SAN MATEO, Calif. Stanford University spin-off Pixim Inc. has chosen the ARM 9E as the image-processing engine for its image sensor.
The Pixim part is based on a patented image-capture and signal-processing technology called the Digital Pixel System (DPS). Billed as the next-generation CMOS image sensor technology, DPS offers "high resolution, a high dynamic range and a high frame rate that no CCD or CMOS image sensor has been able to achieve," said marketing vice president John Monti. The digital signal architecture is also said to be inherently more noise-immune than conventional CMOS image sensors, making it suitable for integrating image-processing circuitry to create a single-chip digital camera.
By licensing the ARM 9E family of processors for integration into its own platform, Pixim hopes to see its DPS technology designed into mainstream digital cameras, for which the ARM architecture is becoming an increasingly pervasive image-pr ocessing engine.
Pixim's ultimate goal is to design a camera-on-chip that would integrate the DPS sensor, an ARM-based image processor, memory and such custom intellectual property as compression algorithms and I/O.
The startup plans to preview an ARM-based demonstration system for selected customers. The objective is to show how well a DPS-based image sensor works with an ARM processor, according to Robert Siegel, Pixim's vice president of marketing and business development.
While Pixim is betting on ARM to penetrate the imaging market, ARM also appears to hold high hopes for Pixim's technology. The core developer has just announced a Series C investment in Pixim.
"This is a strategic investment for us," said Bruce Beckloff, segment manager of digital imaging at ARM. Noting that digital imaging is becoming one of the fastest-growing core market segments for ARM, Beckloff said, "By going with a technology that hasn't been exploited on the market yet, we hope to gain the first-mover advantag e. We also hope to help revolutionize imaging technology."
Beckloff called 2001 "a breakout year" for ARM, with 201 million units shipped in the first half alone. "We currently have more than 20 design wins in the digital-still-camera market, through OEMs ranging from Toshiba to Kodak," he said. Both the ARM7 and ARM9 families have scored design wins in digital cameras.
While ARM has habitually scoured diverse markets for design-in opportunities, it's only rarely made strategic investments in other companies. Besides Pixim, ARM has invested in LinkUp Systems, a system-on-chip company for Internet and consumer electronics devices, and Cambridge Silicon Radio, a Bluetooth SoC company.

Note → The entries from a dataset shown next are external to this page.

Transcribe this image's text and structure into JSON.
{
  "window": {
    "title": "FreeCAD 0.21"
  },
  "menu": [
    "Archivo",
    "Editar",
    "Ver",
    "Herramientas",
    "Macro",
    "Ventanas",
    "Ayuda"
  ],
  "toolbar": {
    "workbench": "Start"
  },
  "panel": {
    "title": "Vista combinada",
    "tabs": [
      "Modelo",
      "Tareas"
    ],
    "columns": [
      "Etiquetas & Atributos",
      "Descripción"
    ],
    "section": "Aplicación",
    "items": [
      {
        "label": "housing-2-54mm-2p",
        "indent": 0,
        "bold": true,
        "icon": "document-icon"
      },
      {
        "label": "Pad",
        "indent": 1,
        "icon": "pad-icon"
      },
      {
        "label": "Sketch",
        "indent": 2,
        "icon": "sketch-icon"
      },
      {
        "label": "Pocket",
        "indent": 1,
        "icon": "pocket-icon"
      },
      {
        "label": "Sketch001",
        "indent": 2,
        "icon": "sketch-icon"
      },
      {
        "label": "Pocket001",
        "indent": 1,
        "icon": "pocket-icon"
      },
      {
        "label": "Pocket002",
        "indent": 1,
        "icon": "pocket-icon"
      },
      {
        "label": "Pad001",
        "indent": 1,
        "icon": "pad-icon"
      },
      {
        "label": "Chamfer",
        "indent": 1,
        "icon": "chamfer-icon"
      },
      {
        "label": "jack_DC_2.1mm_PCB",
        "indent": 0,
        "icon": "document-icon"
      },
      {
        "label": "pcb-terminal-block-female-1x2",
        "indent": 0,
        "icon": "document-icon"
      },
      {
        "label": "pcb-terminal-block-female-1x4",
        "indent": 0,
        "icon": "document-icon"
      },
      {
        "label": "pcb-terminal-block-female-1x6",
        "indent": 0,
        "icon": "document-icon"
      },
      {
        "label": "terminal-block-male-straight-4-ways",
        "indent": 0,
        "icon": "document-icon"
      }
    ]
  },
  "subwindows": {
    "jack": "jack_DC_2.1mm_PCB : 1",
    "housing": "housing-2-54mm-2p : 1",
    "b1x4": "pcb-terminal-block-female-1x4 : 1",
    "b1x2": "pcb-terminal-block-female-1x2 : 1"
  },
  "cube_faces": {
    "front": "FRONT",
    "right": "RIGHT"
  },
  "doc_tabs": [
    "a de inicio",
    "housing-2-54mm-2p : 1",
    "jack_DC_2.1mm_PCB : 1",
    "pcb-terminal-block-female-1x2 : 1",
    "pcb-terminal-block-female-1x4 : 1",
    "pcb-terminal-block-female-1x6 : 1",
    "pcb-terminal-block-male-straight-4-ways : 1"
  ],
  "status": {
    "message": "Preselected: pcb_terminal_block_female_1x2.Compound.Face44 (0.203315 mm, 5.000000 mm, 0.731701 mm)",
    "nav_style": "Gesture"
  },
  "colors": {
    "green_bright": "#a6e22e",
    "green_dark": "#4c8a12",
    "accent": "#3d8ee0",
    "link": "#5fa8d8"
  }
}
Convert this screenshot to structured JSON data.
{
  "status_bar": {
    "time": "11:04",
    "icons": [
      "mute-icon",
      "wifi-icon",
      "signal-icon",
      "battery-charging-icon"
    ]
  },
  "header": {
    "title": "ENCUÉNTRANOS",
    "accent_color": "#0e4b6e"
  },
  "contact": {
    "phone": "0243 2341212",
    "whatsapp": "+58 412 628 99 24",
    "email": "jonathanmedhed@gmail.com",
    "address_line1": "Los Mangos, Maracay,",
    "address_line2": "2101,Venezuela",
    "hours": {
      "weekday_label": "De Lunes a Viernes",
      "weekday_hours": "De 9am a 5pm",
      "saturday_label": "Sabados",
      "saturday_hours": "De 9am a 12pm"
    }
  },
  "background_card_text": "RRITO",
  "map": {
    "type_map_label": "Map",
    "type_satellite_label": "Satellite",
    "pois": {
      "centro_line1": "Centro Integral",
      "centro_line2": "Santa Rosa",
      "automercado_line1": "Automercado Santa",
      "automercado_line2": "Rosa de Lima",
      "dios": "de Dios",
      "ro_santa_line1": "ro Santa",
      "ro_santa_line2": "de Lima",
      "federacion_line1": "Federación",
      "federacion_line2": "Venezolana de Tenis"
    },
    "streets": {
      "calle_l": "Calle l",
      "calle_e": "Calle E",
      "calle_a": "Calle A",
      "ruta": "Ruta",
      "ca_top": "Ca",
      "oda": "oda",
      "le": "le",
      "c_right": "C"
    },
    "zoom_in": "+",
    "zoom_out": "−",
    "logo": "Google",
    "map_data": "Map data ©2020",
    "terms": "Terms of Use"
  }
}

Pixim calls several features unique to its DPS architecture. For one, each pixel has an analog/digital converter, and all the A/Ds operate in parallel. Digital data is directly read out of the image sensor array. An A/D converter in each pixel enables massively parallel conversion and high-speed digital readout, elim inating typical analog readout bottlenecks, Pixim says.
The ability to accomplish multiple fast reads without destroying data not only enables high-speed imaging applications but also allows the taking of pictures with a far higher dynamic range. Multicapture capability allows all pixels to receive optimal exposure with an ideal signal-to-noise ratio. With one click, the DPS sensor can capture and measure the charges in the pixels repeatedly, at high speed.
Pixim plans to launch a DPS-based camera-on-chip integrated with an ARM 9 in the first half of 2002.